» Records from a data collection:
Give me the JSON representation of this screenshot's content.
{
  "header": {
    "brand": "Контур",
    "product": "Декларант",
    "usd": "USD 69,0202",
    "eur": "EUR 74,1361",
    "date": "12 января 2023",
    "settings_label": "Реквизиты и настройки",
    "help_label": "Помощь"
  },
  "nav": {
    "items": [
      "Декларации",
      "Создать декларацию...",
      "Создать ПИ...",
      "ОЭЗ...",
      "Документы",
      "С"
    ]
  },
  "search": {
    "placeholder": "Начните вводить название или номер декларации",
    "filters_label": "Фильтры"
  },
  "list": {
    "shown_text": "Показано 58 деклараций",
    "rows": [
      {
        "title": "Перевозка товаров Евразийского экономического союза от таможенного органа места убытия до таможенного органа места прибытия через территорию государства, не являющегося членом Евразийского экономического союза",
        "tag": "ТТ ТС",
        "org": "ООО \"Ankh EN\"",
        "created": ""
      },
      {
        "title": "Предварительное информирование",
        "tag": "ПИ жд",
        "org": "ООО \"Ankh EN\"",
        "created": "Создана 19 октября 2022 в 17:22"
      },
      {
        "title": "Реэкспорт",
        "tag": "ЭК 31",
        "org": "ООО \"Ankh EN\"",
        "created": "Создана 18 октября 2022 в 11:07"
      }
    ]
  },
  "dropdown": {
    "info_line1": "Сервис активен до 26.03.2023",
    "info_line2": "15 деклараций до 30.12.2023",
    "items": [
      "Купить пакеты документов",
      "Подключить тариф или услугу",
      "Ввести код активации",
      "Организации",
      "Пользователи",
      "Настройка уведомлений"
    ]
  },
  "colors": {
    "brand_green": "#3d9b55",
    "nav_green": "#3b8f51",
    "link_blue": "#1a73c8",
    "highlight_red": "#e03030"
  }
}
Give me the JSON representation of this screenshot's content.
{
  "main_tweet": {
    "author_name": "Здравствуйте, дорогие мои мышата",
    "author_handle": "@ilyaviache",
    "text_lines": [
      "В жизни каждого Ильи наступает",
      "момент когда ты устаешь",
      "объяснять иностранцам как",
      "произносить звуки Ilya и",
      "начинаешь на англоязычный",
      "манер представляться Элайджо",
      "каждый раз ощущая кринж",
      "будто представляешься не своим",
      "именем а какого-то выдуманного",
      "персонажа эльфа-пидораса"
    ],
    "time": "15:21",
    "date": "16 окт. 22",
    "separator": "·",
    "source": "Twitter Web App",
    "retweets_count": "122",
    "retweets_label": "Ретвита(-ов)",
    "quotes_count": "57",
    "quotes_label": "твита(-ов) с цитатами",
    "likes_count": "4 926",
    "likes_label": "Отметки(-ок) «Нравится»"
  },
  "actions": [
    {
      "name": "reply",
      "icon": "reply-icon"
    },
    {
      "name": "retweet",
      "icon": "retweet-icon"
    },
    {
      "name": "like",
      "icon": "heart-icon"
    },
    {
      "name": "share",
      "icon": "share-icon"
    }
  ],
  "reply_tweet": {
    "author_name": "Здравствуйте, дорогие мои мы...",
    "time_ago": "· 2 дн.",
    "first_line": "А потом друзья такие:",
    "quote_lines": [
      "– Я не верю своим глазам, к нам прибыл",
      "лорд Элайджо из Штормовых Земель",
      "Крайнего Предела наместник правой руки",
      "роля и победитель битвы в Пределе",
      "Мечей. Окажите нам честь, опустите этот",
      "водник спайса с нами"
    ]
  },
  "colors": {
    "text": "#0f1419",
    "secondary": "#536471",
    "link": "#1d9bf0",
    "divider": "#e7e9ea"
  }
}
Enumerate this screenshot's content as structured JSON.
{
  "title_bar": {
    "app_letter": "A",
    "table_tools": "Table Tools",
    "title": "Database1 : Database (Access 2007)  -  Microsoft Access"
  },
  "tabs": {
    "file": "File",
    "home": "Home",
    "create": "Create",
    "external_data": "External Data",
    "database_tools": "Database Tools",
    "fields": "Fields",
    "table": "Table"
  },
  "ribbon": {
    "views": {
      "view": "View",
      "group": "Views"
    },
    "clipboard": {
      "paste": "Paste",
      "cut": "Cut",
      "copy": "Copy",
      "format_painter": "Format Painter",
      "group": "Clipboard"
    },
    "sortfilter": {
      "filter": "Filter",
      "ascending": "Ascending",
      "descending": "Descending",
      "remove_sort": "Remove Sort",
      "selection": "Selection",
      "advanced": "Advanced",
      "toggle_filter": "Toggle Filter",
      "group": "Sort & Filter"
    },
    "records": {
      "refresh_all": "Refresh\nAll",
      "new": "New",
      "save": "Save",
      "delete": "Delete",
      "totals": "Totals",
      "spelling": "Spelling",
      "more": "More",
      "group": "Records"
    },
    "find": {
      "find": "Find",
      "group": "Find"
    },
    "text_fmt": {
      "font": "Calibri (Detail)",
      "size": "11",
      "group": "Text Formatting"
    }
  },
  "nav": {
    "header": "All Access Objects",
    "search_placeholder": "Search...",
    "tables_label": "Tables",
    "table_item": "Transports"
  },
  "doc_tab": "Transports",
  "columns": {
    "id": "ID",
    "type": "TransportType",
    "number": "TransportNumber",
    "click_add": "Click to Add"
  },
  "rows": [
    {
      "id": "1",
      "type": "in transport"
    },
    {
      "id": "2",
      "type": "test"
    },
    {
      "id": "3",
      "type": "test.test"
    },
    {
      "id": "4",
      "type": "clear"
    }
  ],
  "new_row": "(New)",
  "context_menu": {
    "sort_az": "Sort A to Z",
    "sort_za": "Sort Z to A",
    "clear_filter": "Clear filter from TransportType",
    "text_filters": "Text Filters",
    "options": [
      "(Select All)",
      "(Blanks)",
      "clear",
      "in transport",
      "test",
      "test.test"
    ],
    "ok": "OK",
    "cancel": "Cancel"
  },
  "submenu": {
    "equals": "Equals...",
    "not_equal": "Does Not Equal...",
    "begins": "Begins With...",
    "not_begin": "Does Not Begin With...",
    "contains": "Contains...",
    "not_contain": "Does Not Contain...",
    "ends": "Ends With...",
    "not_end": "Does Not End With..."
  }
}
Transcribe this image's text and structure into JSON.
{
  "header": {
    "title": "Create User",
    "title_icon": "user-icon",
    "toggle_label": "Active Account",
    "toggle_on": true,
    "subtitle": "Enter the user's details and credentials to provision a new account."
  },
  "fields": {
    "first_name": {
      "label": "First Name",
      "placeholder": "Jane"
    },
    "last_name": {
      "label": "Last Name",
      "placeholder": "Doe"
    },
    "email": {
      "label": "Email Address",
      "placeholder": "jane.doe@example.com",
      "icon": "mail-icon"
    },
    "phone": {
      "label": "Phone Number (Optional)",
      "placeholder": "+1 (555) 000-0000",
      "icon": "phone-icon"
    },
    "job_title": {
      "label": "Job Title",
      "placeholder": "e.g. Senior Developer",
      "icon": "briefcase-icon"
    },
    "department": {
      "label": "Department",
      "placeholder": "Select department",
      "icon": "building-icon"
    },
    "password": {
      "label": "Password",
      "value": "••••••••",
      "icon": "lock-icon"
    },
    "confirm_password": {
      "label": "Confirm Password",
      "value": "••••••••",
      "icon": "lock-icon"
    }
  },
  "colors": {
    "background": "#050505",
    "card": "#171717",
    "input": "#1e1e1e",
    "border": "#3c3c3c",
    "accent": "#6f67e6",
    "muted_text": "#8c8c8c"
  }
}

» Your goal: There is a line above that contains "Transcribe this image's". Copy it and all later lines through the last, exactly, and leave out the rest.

» Output of the task:
Transcribe this image's text and structure into JSON.
{
  "header": {
    "title": "Create User",
    "title_icon": "user-icon",
    "toggle_label": "Active Account",
    "toggle_on": true,
    "subtitle": "Enter the user's details and credentials to provision a new account."
  },
  "fields": {
    "first_name": {
      "label": "First Name",
      "placeholder": "Jane"
    },
    "last_name": {
      "label": "Last Name",
      "placeholder": "Doe"
    },
    "email": {
      "label": "Email Address",
      "placeholder": "jane.doe@example.com",
      "icon": "mail-icon"
    },
    "phone": {
      "label": "Phone Number (Optional)",
      "placeholder": "+1 (555) 000-0000",
      "icon": "phone-icon"
    },
    "job_title": {
      "label": "Job Title",
      "placeholder": "e.g. Senior Developer",
      "icon": "briefcase-icon"
    },
    "department": {
      "label": "Department",
      "placeholder": "Select department",
      "icon": "building-icon"
    },
    "password": {
      "label": "Password",
      "value": "••••••••",
      "icon": "lock-icon"
    },
    "confirm_password": {
      "label": "Confirm Password",
      "value": "••••••••",
      "icon": "lock-icon"
    }
  },
  "colors": {
    "background": "#050505",
    "card": "#171717",
    "input": "#1e1e1e",
    "border": "#3c3c3c",
    "accent": "#6f67e6",
    "muted_text": "#8c8c8c"
  }
}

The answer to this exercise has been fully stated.